Given how greatly received that mode had been on the GBA outings of both the Golf and Tennis games, not to mention the fact that it was also included on the latest Mario Sluggers title, the most reasonable explanation for its apparent removal has to fall on utter lack of a lengthier development schedule.

World Tour was set to release on the second half of 2013, but – perhaps due to how Nintendo perceived the average reception of Mario Tennis Open to have affected its sales – it was delayed by nearly one year. As we sit one month from the game’s release, information on the title is still relatively slim, but not only do we know that World Tour will feature RPG-like gameplay, in the shape of Castle Club (a hub from which players will access tournaments, shops, training facilities, and who knows what else), but a quick glimpse of videos released by Nintendo unveils what seem to be greatly designed courses, creative use of items, gorgeous visuals, and good gameplay options, all of which have been undoubtedly expanded and improved during the one-year delay.

ImageIn addition to the extra period of development, time also plays a role in increasing the game’s level of freshness. When World Tour releases, almost ten years will have passed since Advance Tour, the most recent game of the Mario Golf series, came to be. For starters, that lull means that countless young gamers will get in touch with the franchise for the first time, whereas veterans will feel like a lifetime has passed since the last time they sat down to play a round of golf on the Mushroom Kingdom.
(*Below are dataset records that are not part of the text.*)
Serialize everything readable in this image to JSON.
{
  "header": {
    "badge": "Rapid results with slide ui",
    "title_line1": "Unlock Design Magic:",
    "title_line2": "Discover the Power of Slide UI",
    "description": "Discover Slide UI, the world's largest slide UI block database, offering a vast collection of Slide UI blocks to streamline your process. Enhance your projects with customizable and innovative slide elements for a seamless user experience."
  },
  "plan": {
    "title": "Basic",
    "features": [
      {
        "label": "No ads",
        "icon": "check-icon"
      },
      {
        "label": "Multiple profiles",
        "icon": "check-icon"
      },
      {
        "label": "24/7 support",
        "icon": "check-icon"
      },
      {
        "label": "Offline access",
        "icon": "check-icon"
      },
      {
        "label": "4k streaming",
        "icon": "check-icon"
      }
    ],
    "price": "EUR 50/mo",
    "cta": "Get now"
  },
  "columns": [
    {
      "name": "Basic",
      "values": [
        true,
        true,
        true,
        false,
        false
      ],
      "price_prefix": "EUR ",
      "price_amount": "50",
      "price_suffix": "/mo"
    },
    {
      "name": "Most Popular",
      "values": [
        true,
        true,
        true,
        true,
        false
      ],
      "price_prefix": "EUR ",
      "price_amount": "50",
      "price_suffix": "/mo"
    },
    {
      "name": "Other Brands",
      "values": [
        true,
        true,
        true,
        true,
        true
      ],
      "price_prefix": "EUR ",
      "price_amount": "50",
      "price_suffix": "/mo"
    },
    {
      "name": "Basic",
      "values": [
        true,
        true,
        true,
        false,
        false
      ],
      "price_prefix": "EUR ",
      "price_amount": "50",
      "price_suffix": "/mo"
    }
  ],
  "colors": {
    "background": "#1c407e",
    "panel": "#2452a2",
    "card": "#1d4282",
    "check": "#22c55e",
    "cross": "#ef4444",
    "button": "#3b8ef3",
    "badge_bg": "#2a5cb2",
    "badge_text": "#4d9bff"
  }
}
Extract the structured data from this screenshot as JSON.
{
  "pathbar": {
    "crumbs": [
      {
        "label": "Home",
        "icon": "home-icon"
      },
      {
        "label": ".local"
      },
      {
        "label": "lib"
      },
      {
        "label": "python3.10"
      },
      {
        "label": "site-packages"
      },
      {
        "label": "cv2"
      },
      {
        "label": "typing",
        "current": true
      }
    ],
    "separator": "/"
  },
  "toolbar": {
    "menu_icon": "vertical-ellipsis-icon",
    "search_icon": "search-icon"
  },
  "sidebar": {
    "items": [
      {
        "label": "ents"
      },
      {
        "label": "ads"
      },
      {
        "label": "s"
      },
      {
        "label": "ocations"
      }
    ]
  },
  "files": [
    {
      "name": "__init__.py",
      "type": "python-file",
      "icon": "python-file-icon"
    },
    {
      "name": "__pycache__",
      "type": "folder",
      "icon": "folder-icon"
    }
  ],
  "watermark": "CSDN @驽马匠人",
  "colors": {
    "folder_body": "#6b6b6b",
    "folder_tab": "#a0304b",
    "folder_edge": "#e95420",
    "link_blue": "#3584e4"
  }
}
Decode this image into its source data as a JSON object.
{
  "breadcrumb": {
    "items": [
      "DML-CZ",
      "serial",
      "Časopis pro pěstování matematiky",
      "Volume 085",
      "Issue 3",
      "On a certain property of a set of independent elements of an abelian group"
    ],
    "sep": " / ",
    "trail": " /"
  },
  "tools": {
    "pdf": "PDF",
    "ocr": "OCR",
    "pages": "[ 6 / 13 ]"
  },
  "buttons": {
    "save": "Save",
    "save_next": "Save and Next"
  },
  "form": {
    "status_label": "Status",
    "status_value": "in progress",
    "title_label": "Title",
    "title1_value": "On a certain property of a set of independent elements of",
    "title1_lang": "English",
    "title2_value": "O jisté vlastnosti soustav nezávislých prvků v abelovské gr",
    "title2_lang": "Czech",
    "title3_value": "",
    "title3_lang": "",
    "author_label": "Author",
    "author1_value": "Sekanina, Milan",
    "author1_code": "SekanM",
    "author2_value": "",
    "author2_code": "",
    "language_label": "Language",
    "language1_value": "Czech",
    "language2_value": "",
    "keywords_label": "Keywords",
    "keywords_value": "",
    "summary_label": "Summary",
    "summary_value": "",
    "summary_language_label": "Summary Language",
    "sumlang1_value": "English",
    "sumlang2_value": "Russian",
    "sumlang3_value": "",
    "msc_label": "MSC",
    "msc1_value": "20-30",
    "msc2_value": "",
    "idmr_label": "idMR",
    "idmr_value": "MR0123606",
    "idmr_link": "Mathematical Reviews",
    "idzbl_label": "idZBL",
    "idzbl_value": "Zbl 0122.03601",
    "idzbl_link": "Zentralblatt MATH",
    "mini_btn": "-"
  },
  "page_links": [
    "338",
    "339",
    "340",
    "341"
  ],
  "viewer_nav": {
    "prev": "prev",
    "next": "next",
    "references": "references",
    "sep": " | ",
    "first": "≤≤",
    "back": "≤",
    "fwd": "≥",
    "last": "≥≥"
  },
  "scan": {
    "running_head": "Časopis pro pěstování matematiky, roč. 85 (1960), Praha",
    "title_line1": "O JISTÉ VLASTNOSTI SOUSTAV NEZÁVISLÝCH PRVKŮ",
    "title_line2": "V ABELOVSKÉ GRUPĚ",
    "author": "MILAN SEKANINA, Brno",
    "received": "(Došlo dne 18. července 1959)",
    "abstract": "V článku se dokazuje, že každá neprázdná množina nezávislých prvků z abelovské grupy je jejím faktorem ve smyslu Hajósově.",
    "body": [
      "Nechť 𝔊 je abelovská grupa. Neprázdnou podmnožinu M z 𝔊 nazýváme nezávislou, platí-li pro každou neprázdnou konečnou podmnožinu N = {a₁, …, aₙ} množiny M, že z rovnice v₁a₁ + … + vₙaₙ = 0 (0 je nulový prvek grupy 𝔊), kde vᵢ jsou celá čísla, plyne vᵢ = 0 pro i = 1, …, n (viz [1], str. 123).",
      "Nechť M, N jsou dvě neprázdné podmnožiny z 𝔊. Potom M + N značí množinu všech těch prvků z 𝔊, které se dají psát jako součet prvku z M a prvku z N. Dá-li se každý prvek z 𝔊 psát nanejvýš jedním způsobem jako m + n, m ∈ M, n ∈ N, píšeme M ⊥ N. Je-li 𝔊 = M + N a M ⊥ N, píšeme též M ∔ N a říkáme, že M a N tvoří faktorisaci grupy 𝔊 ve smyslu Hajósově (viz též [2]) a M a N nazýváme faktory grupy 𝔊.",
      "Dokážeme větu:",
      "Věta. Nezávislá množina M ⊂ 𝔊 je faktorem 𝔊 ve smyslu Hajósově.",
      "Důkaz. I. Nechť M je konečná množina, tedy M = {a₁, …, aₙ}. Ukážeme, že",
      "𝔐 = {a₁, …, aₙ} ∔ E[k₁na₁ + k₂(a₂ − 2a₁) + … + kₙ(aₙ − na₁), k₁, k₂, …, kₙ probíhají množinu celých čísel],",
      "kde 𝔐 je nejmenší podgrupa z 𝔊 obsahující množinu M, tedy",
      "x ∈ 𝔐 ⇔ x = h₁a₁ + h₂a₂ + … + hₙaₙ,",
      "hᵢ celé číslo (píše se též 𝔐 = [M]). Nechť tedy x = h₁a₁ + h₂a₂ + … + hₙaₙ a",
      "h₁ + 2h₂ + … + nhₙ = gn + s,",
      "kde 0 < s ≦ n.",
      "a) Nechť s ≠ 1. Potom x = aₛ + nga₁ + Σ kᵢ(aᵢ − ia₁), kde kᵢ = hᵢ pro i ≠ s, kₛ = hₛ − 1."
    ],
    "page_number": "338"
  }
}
More importantly, that decade-long retirement means that Mario Golf will enter a gaming scenario that is far different from what it encountered back in 2004. The 3DS’ hardware is, by leaps and bounds, superior to what the GBA had to offer, meaning that course elements, the RPG gameplay, and everything else will reach new levels of detail and depth.

ImageBesides, the rising of online gameplay will allow the game’s multiplayer to be much more dynamic. It will permit the seamless connection of players from all over the world in tournaments that will – probably – encompass a pleasantly large number of competitors, and the fact that each player has their own system means that, instead of playing in turns (which can cause the match to drag), they will be able to tackle the course simultaneously. If Nintendo and Camelot manage to come up with, and support, a large number of tournament options, leaderboards, and other network features, World Tour’s online mode could have the legs to match the company’s multiplayer kings: Mario Kart and Super Smash Bros.

In spite of all those promising tidbits, Mario Golf: World Tour has been flying under the radar. Once it releases, though, it will have a great shot to show that Camelot has learned from the stumble called Mario Tennis Open and, to reward fans of the Mario sports games, has created one of the finest titles to hit the Nintendo 3DS.

Posted in Articles | Tagged , , , , , | 2 Comments